Early-stage investments in India surge 23% to $505m in year’s first half

Photo: Reuters

Early-stage investments in Indian startups continued to rise in value even as the number of deals fell, indicating increased investor appetite to write larger cheques—but for only select companies.

For the six months ended 30 June, seed, or very early, and Series A investments collectively climbed 23% to $505 million, from $411 million in the same period last year, showed data from Venture Intelligence. The number of deals however fell from 177 to 167, marking the fourth straight year of decline in early-stage deal volumes.

“The ecosystem has many more players today like angel networks and single person venture funds/groups of angels combining to raise ₹1-2.5 crore that has delayed the 1st institutional “seed” cheque for many startups,” said Anup Jain, managing partner, Orios Venture Partners, an early-stage investor, explaining the drop in early-stage deal volumes.

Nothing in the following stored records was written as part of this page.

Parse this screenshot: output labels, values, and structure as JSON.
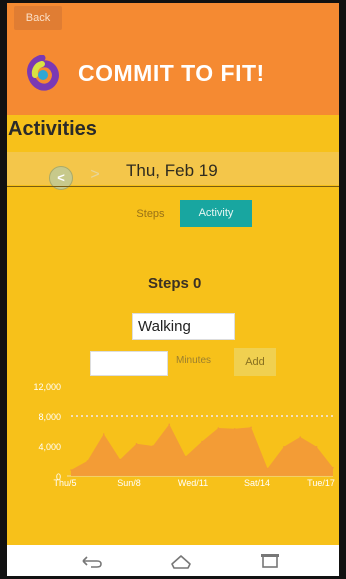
{
  "header": {
    "back_label": "Back",
    "brand_title": "COMMIT TO FIT!"
  },
  "activities": {
    "title": "Activities"
  },
  "date_nav": {
    "prev_symbol": "<",
    "next_symbol": ">",
    "date": "Thu, Feb 19"
  },
  "tabs": [
    {
      "label": "Steps",
      "selected": false
    },
    {
      "label": "Activity",
      "selected": true
    }
  ],
  "steps": {
    "label": "Steps 0"
  },
  "form": {
    "activity_value": "Walking",
    "minutes_value": "",
    "minutes_label": "Minutes",
    "add_label": "Add"
  },
  "chart_data": {
    "type": "area",
    "x": [
      "Thu/5",
      "Sun/8",
      "Wed/11",
      "Sat/14",
      "Tue/17"
    ],
    "y_ticks": [
      0,
      4000,
      8000,
      12000
    ],
    "y_tick_labels": [
      "0",
      "4,000",
      "8,000",
      "12,000"
    ],
    "ylim": [
      0,
      12000
    ],
    "goal_line": 8000,
    "fill_color": "#f29a38",
    "line_color": "#f5dfb8",
    "values": [
      800,
      2000,
      5600,
      2200,
      4300,
      4000,
      6900,
      2600,
      4600,
      6400,
      6300,
      6500,
      1000,
      3900,
      5200,
      3900,
      1100
    ]
  },
  "colors": {
    "header": "#f58a32",
    "body": "#f7c11a",
    "tab_active": "#18a6a0"
  },
  "nav": {
    "icons": [
      "back-icon",
      "home-icon",
      "recent-apps-icon"
    ]
  }
}
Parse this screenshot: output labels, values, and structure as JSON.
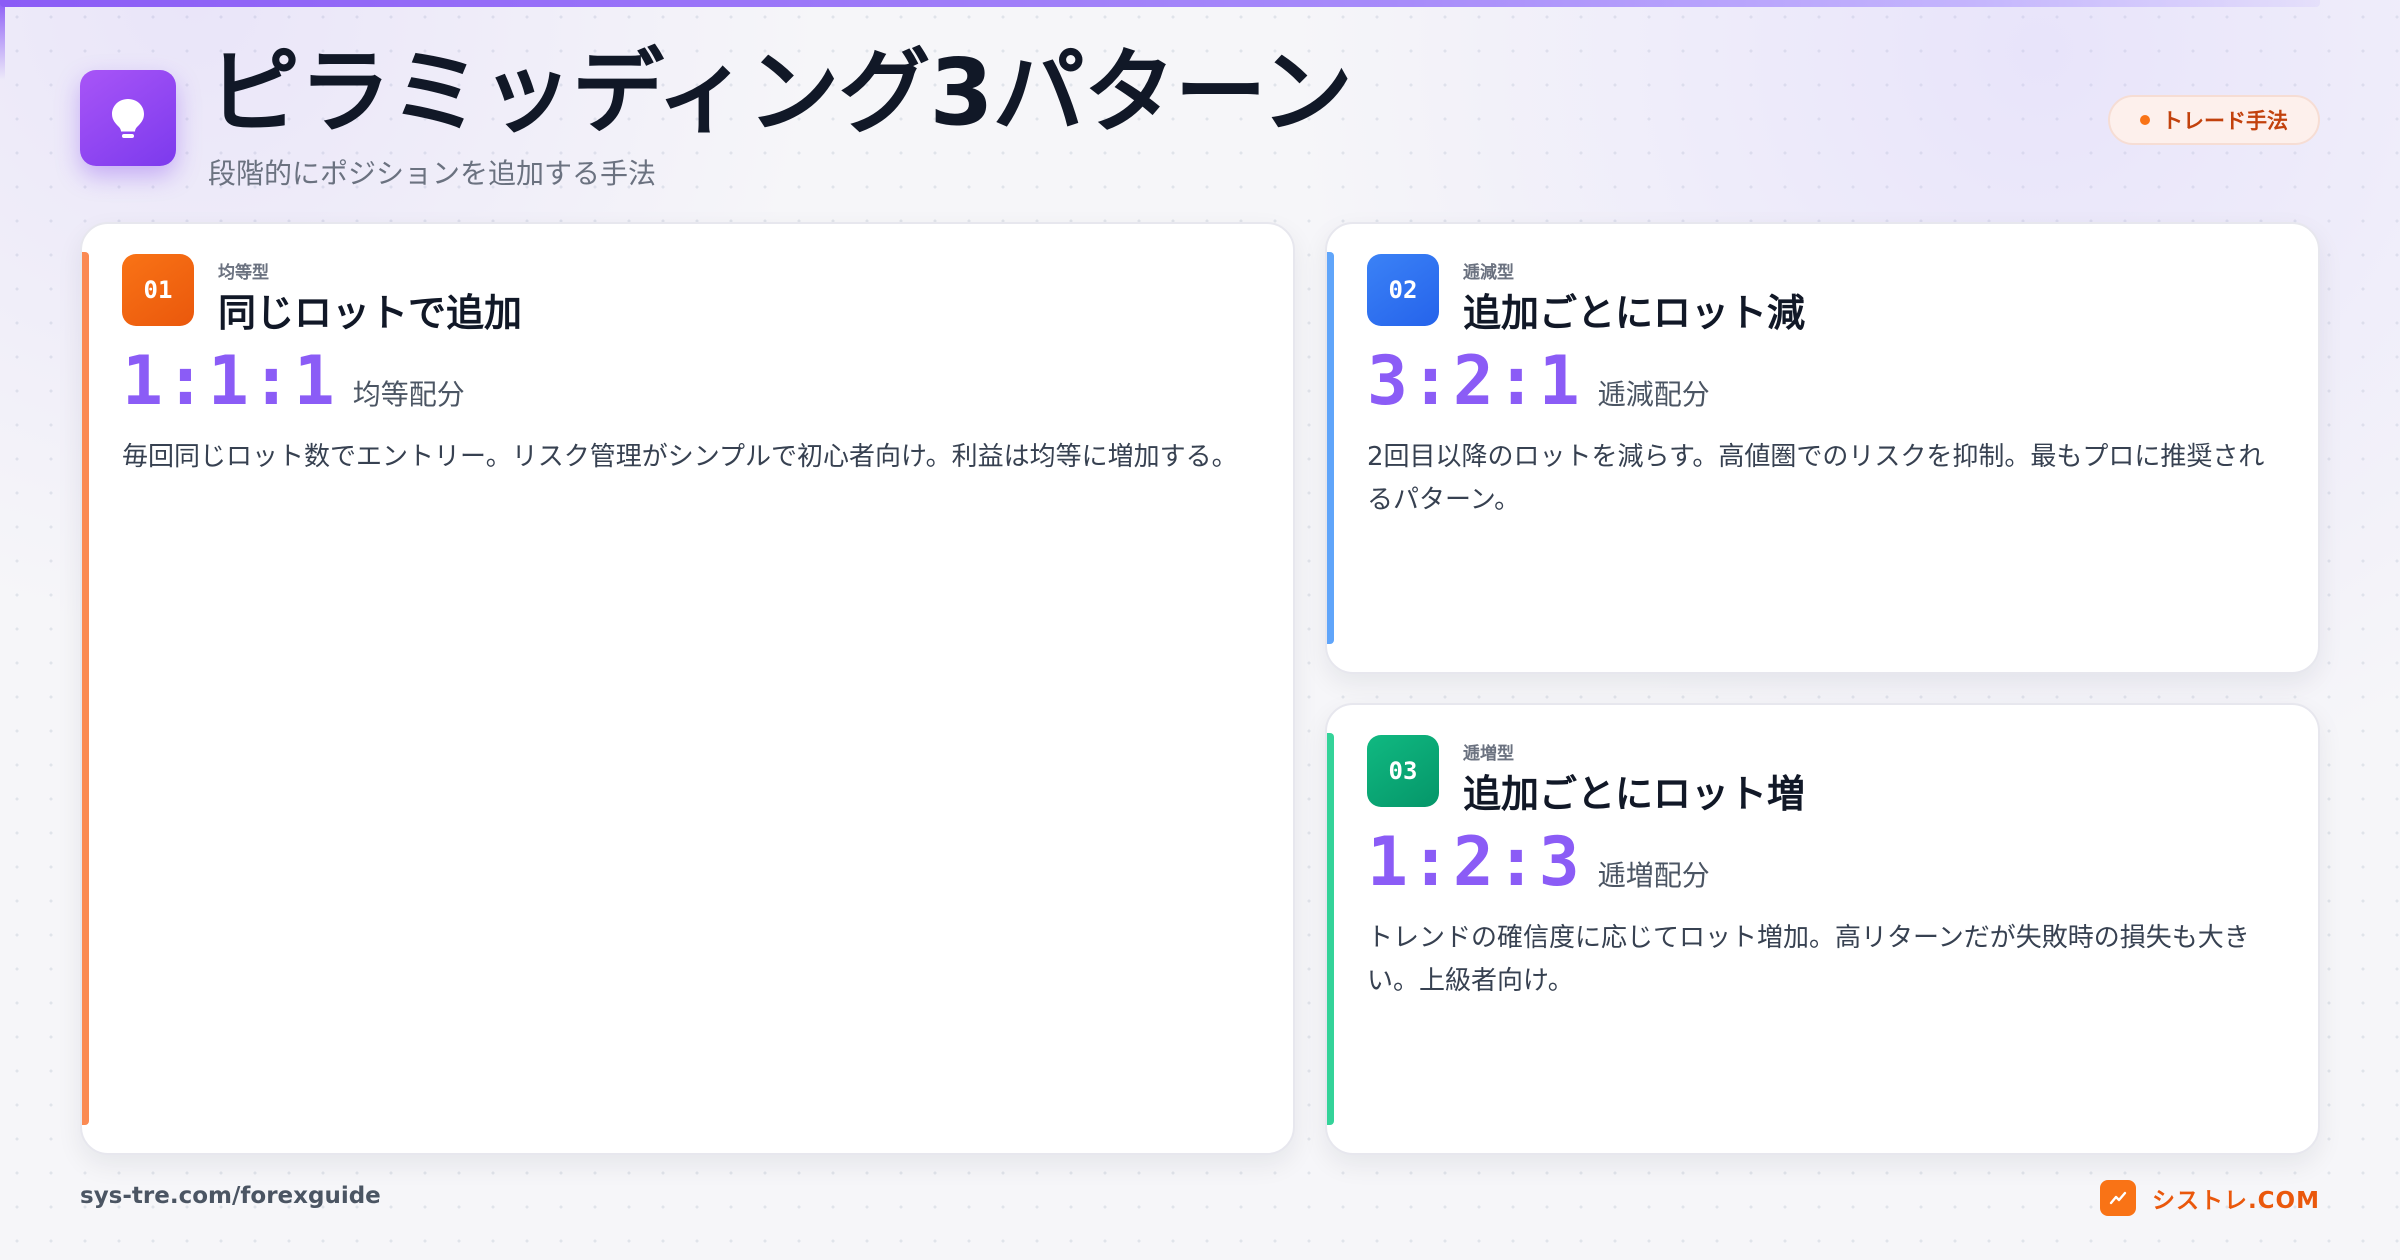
{
  "header": {
    "title": "ピラミッディング3パターン",
    "subtitle": "段階的にポジションを追加する手法",
    "icon": "lightbulb-icon",
    "badge": "トレード手法"
  },
  "cards": [
    {
      "number": "01",
      "type": "均等型",
      "title": "同じロットで追加",
      "ratio": "1:1:1",
      "ratio_label": "均等配分",
      "description": "毎回同じロット数でエントリー。リスク管理がシンプルで初心者向け。利益は均等に増加する。",
      "accent_color": "#f97316"
    },
    {
      "number": "02",
      "type": "逓減型",
      "title": "追加ごとにロット減",
      "ratio": "3:2:1",
      "ratio_label": "逓減配分",
      "description": "2回目以降のロットを減らす。高値圏でのリスクを抑制。最もプロに推奨されるパターン。",
      "accent_color": "#3b82f6"
    },
    {
      "number": "03",
      "type": "逓増型",
      "title": "追加ごとにロット増",
      "ratio": "1:2:3",
      "ratio_label": "逓増配分",
      "description": "トレンドの確信度に応じてロット増加。高リターンだが失敗時の損失も大きい。上級者向け。",
      "accent_color": "#10b981"
    }
  ],
  "footer": {
    "url": "sys-tre.com/forexguide",
    "brand": "シストレ.COM",
    "brand_icon": "trend-chart-icon"
  }
}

The concentrated deal-making comes at a time when most of India’s top venture capital funds—Sequoia, Accel, Matrix, and Nexus Venture Partners—continue to focus on the seed stage as they seek to invest early in firms, which gives them the time to grow the business and reduce exit pressure.

“In the last few years, venture capitalists (VCs) have realized that there is more merit in being both focused and optimal, rather than spraying and praying. Knowing that few entrepreneurs will eventually succeed, VCs are willing to write larger individual cheques,” said Sunil Goyal, managing director, Yournest Venture Capital, a pre-Series A fund focused on deep-technology—software and internet-of-things-based startups.

Even traditional heavyweights—late stage investors such as South Africa’s Naspers and Chinese internet giant Alibaba—have been looking at more early-stage deals in India through Naspers Ventures and BAce Capital, respectively.

Pranav Pai, founding partner of early-stage firm 3one4 Capital, said the rise in early-stage investment reflects a global trend of more capital being allocated to this stage. “We are also seeing a lot more experienced founders—some starting their second or third companies. They tend to attract more investors for larger early rounds,” he said.

An example of this trend is Freecharge founder Kunal Shah’s second outing—which incentivises credit card payments with reward points—raising $30 million in seed round led by Sequoia Capital last November.

Ashish Kashyap, founder of travel company Ibibo Group, which was acquired by its larger peer, the Nasdaq-listed MakeMyTrip, also started a wealth management platform IndWealth last October, securing a seed round of $30 million from hedge fund Steadview Capital.

This article was first published on livemint.com.